While stealth is always a viable option, and often times a necessary one, the procedurally-generated open stretches of land and designed interiors for the main and side quests both fare poorly, with little room for improvisation when something goes awry, and the equal parts oblivious and overly aggressive AI makes it unpredictable in all the wrong ways. The lack of an ability to re-load within the menus when something does go astray creates some fully avoidable moments of frustration and impatience, as players await and recover from their inevitable deaths. Meanwhile, the combat is all too simplistic, with only one or two additional moves that allow for any sort of strategy or depth beyond attacking and blocking, making the forced sequences of combat during the main story create an instant sense of dread, especially as larger groups are dropped in during later stages of the game.

The most upsetting gameplay element is brought about by the procedural generation and how it drastically decreases the sense of stakes and motivation that the story attempts to put forth. We Happy Few is not lacking in content, thanks to a decently-sized campaign, a plethora of mostly simple side quests, memories to rediscover and plenty of buildings to loot. This content, however, is all separated by large stretches of open land and aesthetically similar villages, save for a few highly-populated cities. The random nature of the locations of these side quests and mission objectives certainly adds some replayability, but it also all-too-frequently leads to players being forced to walk across empty stretches of land, with little or no incentive to deviate from the main path if a set piece is not easily spottable along the way. Any sense of pacing created by the story is forced to a screeching halt when a simple fetch quest is dragged out thanks to lengthy and unnecessary stretches of straightforward traversal. There are opportunities for fast travel, but that doesn’t help the environments from feeling drawn out and barren in ways that only serve to ruin all the hard work that the story and lore puts in.

The presentation of We Happy Few is never impressive, but does an adequate job at displaying the eccentricities of Wellington Wells and its inhabitants.
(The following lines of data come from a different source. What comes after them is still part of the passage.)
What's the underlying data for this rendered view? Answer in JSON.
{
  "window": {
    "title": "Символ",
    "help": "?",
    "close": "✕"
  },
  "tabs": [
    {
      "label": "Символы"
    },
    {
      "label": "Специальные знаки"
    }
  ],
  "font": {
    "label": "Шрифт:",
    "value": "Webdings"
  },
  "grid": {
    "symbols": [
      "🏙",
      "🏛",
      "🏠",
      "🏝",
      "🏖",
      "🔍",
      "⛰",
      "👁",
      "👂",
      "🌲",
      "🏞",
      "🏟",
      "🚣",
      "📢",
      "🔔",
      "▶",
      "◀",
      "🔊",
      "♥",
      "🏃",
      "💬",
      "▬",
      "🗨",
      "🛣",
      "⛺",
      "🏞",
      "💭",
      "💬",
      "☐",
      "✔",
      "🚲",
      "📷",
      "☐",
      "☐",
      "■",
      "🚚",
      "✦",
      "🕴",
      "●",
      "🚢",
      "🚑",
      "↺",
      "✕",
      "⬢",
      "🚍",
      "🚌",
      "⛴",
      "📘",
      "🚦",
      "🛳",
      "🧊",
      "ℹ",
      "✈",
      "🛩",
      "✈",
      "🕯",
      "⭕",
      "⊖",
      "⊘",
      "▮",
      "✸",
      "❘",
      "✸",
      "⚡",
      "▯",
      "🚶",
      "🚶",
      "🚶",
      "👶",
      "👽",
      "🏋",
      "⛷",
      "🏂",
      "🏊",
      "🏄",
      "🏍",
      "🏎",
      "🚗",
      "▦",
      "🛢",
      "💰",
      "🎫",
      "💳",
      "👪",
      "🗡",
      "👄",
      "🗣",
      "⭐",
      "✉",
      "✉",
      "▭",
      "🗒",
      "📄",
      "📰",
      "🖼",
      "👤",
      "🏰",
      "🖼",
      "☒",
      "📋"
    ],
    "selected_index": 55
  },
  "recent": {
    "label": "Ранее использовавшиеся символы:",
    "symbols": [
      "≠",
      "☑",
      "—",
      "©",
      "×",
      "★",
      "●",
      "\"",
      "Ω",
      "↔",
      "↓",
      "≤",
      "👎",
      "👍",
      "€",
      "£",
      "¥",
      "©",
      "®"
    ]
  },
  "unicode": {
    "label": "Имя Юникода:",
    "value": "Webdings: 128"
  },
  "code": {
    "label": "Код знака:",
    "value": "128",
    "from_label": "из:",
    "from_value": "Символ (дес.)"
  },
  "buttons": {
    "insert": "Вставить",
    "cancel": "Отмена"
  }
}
While some up-close looks at the NPCs can be rough around the edges, the larger cities and many of the interiors offer a great level of detail that helps amplify Compulsion’s unique vision. The soundtrack does an equally solid job of creating uneasy feelings and tense atmospheres, particularly when the player partakes in Joy and sees the altered reality that impairs those that rely upon it. Unfortunately, some of the shortcuts made to make such an engrossing world can be a little too visible, including the player teleporting to climb barriers and open chests, or NPCs disappearing mid-fight or simply while strolling by. While there were no instances of game-breaking glitches, the near-launch version of the game could still stand to use some additional polish, although it’s nothing that would not be able to be fixed as the game adds additional content in the upcoming months, including a sandbox mode reminiscent of the early access state.

Closing Comments:

Much like Contrast before it, We Happy Few shows off plenty of potential with its original and engaging world from a team whose passion and heart clearly shines through. Unfortunately, the random nature of the world ultimately hampers this ambition, and is held back further by lackluster stealth and inconsistent dialogue. Compulsion Games’ future is bright, with their acquisition by Microsoft signaling potentially great things for this small but clearly motivated team. As for now, immersive sim fans and players who can look past these issues will find a world worth getting wrapped up in, but you might need to take a Joy pill of your own in order to want to see Arthur’s journey to its conclusion.